→ **What needs to be done**
Count every line in the data that contains the word "icon", then report that number alone.

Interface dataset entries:
----
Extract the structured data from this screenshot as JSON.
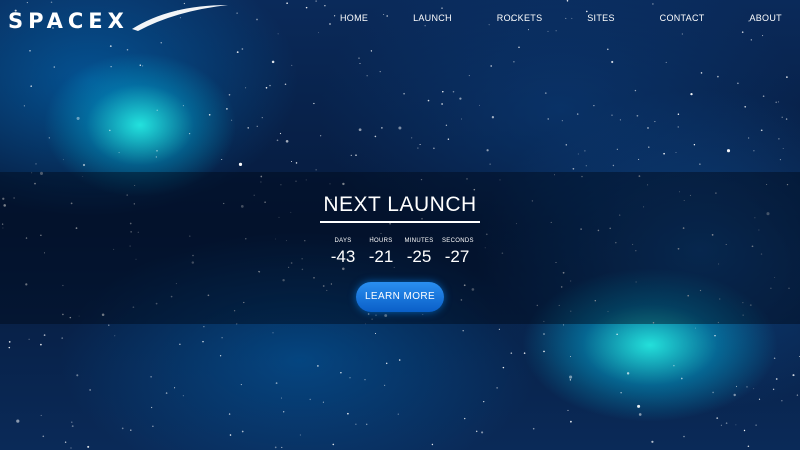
{
  "logo": {
    "text": "SPACEX"
  },
  "nav": {
    "items": [
      {
        "label": "HOME"
      },
      {
        "label": "LAUNCH"
      },
      {
        "label": "ROCKETS"
      },
      {
        "label": "SITES"
      },
      {
        "label": "CONTACT"
      },
      {
        "label": "ABOUT"
      }
    ]
  },
  "hero": {
    "title": "NEXT LAUNCH",
    "countdown": [
      {
        "label": "DAYS",
        "value": "-43"
      },
      {
        "label": "HOURS",
        "value": "-21"
      },
      {
        "label": "MINUTES",
        "value": "-25"
      },
      {
        "label": "SECONDS",
        "value": "-27"
      }
    ],
    "cta_label": "LEARN MORE"
  },
  "colors": {
    "accent": "#1a7fe8",
    "background": "#06142b",
    "nebula": "#28fff0"
  }
}
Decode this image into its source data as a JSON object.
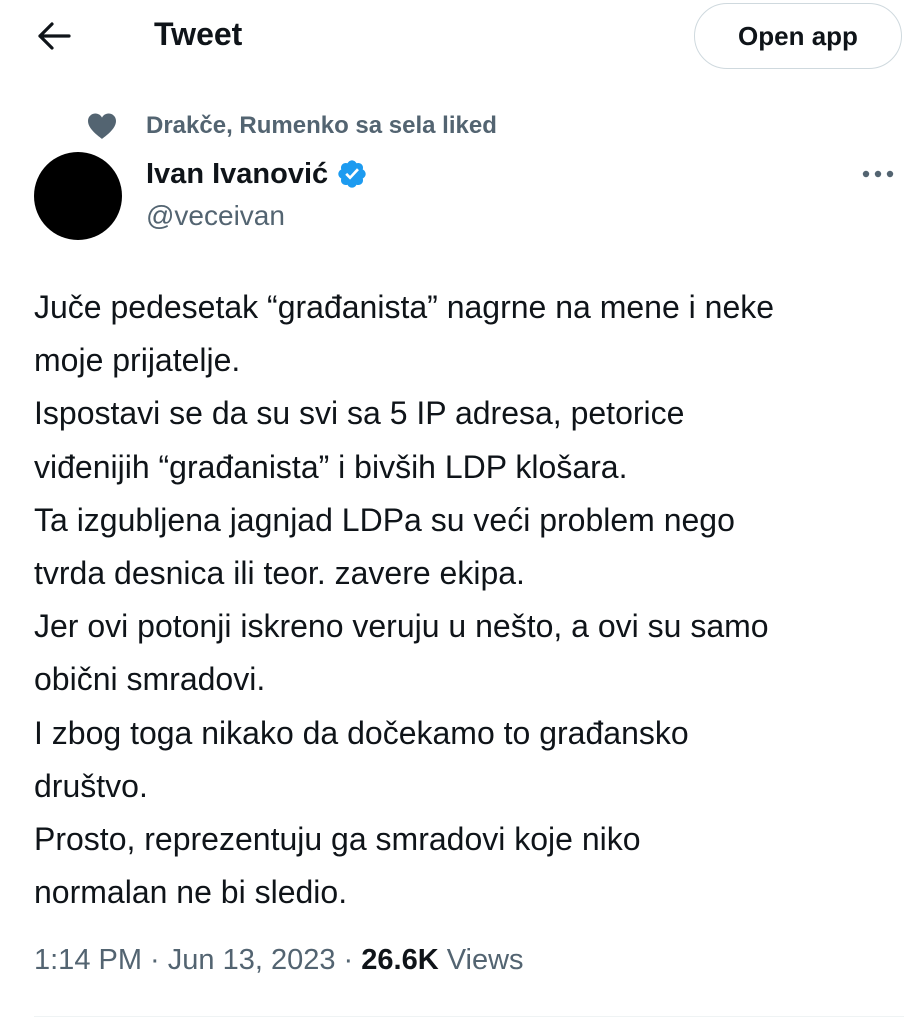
{
  "header": {
    "back_icon": "arrow-left-icon",
    "title": "Tweet",
    "open_app_label": "Open app"
  },
  "social_context": {
    "icon": "heart-icon",
    "text": "Drakče, Rumenko sa sela liked"
  },
  "author": {
    "display_name": "Ivan Ivanović",
    "verified_icon": "verified-badge-icon",
    "handle": "@veceivan"
  },
  "more_icon": "more-horizontal-icon",
  "tweet": {
    "lines": [
      "Juče pedesetak “građanista” nagrne na mene i neke",
      "moje prijatelje.",
      "Ispostavi se da su svi sa 5 IP adresa, petorice",
      "viđenijih “građanista” i bivših LDP klošara.",
      "Ta izgubljena jagnjad LDPa su veći problem nego",
      "tvrda desnica ili teor. zavere ekipa.",
      "Jer ovi potonji iskreno veruju u nešto, a ovi su samo",
      "obični smradovi.",
      "I zbog toga nikako da dočekamo to građansko",
      "društvo.",
      "Prosto, reprezentuju ga smradovi koje niko",
      "normalan ne bi sledio."
    ]
  },
  "meta": {
    "time": "1:14 PM",
    "separator": " · ",
    "date": "Jun 13, 2023",
    "views_count": "26.6K",
    "views_label": "Views"
  },
  "colors": {
    "text_primary": "#0f1419",
    "text_secondary": "#536471",
    "verified_blue": "#1d9bf0",
    "border": "#cfd9de"
  }
}
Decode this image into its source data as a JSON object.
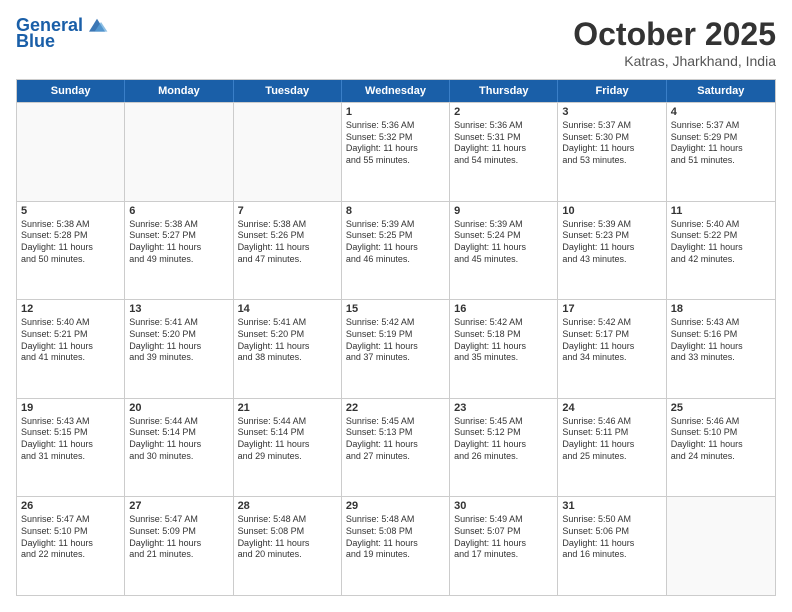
{
  "header": {
    "logo_line1": "General",
    "logo_line2": "Blue",
    "title": "October 2025",
    "subtitle": "Katras, Jharkhand, India"
  },
  "weekdays": [
    "Sunday",
    "Monday",
    "Tuesday",
    "Wednesday",
    "Thursday",
    "Friday",
    "Saturday"
  ],
  "rows": [
    [
      {
        "day": "",
        "lines": []
      },
      {
        "day": "",
        "lines": []
      },
      {
        "day": "",
        "lines": []
      },
      {
        "day": "1",
        "lines": [
          "Sunrise: 5:36 AM",
          "Sunset: 5:32 PM",
          "Daylight: 11 hours",
          "and 55 minutes."
        ]
      },
      {
        "day": "2",
        "lines": [
          "Sunrise: 5:36 AM",
          "Sunset: 5:31 PM",
          "Daylight: 11 hours",
          "and 54 minutes."
        ]
      },
      {
        "day": "3",
        "lines": [
          "Sunrise: 5:37 AM",
          "Sunset: 5:30 PM",
          "Daylight: 11 hours",
          "and 53 minutes."
        ]
      },
      {
        "day": "4",
        "lines": [
          "Sunrise: 5:37 AM",
          "Sunset: 5:29 PM",
          "Daylight: 11 hours",
          "and 51 minutes."
        ]
      }
    ],
    [
      {
        "day": "5",
        "lines": [
          "Sunrise: 5:38 AM",
          "Sunset: 5:28 PM",
          "Daylight: 11 hours",
          "and 50 minutes."
        ]
      },
      {
        "day": "6",
        "lines": [
          "Sunrise: 5:38 AM",
          "Sunset: 5:27 PM",
          "Daylight: 11 hours",
          "and 49 minutes."
        ]
      },
      {
        "day": "7",
        "lines": [
          "Sunrise: 5:38 AM",
          "Sunset: 5:26 PM",
          "Daylight: 11 hours",
          "and 47 minutes."
        ]
      },
      {
        "day": "8",
        "lines": [
          "Sunrise: 5:39 AM",
          "Sunset: 5:25 PM",
          "Daylight: 11 hours",
          "and 46 minutes."
        ]
      },
      {
        "day": "9",
        "lines": [
          "Sunrise: 5:39 AM",
          "Sunset: 5:24 PM",
          "Daylight: 11 hours",
          "and 45 minutes."
        ]
      },
      {
        "day": "10",
        "lines": [
          "Sunrise: 5:39 AM",
          "Sunset: 5:23 PM",
          "Daylight: 11 hours",
          "and 43 minutes."
        ]
      },
      {
        "day": "11",
        "lines": [
          "Sunrise: 5:40 AM",
          "Sunset: 5:22 PM",
          "Daylight: 11 hours",
          "and 42 minutes."
        ]
      }
    ],
    [
      {
        "day": "12",
        "lines": [
          "Sunrise: 5:40 AM",
          "Sunset: 5:21 PM",
          "Daylight: 11 hours",
          "and 41 minutes."
        ]
      },
      {
        "day": "13",
        "lines": [
          "Sunrise: 5:41 AM",
          "Sunset: 5:20 PM",
          "Daylight: 11 hours",
          "and 39 minutes."
        ]
      },
      {
        "day": "14",
        "lines": [
          "Sunrise: 5:41 AM",
          "Sunset: 5:20 PM",
          "Daylight: 11 hours",
          "and 38 minutes."
        ]
      },
      {
        "day": "15",
        "lines": [
          "Sunrise: 5:42 AM",
          "Sunset: 5:19 PM",
          "Daylight: 11 hours",
          "and 37 minutes."
        ]
      },
      {
        "day": "16",
        "lines": [
          "Sunrise: 5:42 AM",
          "Sunset: 5:18 PM",
          "Daylight: 11 hours",
          "and 35 minutes."
        ]
      },
      {
        "day": "17",
        "lines": [
          "Sunrise: 5:42 AM",
          "Sunset: 5:17 PM",
          "Daylight: 11 hours",
          "and 34 minutes."
        ]
      },
      {
        "day": "18",
        "lines": [
          "Sunrise: 5:43 AM",
          "Sunset: 5:16 PM",
          "Daylight: 11 hours",
          "and 33 minutes."
        ]
      }
    ],
    [
      {
        "day": "19",
        "lines": [
          "Sunrise: 5:43 AM",
          "Sunset: 5:15 PM",
          "Daylight: 11 hours",
          "and 31 minutes."
        ]
      },
      {
        "day": "20",
        "lines": [
          "Sunrise: 5:44 AM",
          "Sunset: 5:14 PM",
          "Daylight: 11 hours",
          "and 30 minutes."
        ]
      },
      {
        "day": "21",
        "lines": [
          "Sunrise: 5:44 AM",
          "Sunset: 5:14 PM",
          "Daylight: 11 hours",
          "and 29 minutes."
        ]
      },
      {
        "day": "22",
        "lines": [
          "Sunrise: 5:45 AM",
          "Sunset: 5:13 PM",
          "Daylight: 11 hours",
          "and 27 minutes."
        ]
      },
      {
        "day": "23",
        "lines": [
          "Sunrise: 5:45 AM",
          "Sunset: 5:12 PM",
          "Daylight: 11 hours",
          "and 26 minutes."
        ]
      },
      {
        "day": "24",
        "lines": [
          "Sunrise: 5:46 AM",
          "Sunset: 5:11 PM",
          "Daylight: 11 hours",
          "and 25 minutes."
        ]
      },
      {
        "day": "25",
        "lines": [
          "Sunrise: 5:46 AM",
          "Sunset: 5:10 PM",
          "Daylight: 11 hours",
          "and 24 minutes."
        ]
      }
    ],
    [
      {
        "day": "26",
        "lines": [
          "Sunrise: 5:47 AM",
          "Sunset: 5:10 PM",
          "Daylight: 11 hours",
          "and 22 minutes."
        ]
      },
      {
        "day": "27",
        "lines": [
          "Sunrise: 5:47 AM",
          "Sunset: 5:09 PM",
          "Daylight: 11 hours",
          "and 21 minutes."
        ]
      },
      {
        "day": "28",
        "lines": [
          "Sunrise: 5:48 AM",
          "Sunset: 5:08 PM",
          "Daylight: 11 hours",
          "and 20 minutes."
        ]
      },
      {
        "day": "29",
        "lines": [
          "Sunrise: 5:48 AM",
          "Sunset: 5:08 PM",
          "Daylight: 11 hours",
          "and 19 minutes."
        ]
      },
      {
        "day": "30",
        "lines": [
          "Sunrise: 5:49 AM",
          "Sunset: 5:07 PM",
          "Daylight: 11 hours",
          "and 17 minutes."
        ]
      },
      {
        "day": "31",
        "lines": [
          "Sunrise: 5:50 AM",
          "Sunset: 5:06 PM",
          "Daylight: 11 hours",
          "and 16 minutes."
        ]
      },
      {
        "day": "",
        "lines": []
      }
    ]
  ]
}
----
→ **Reply**
4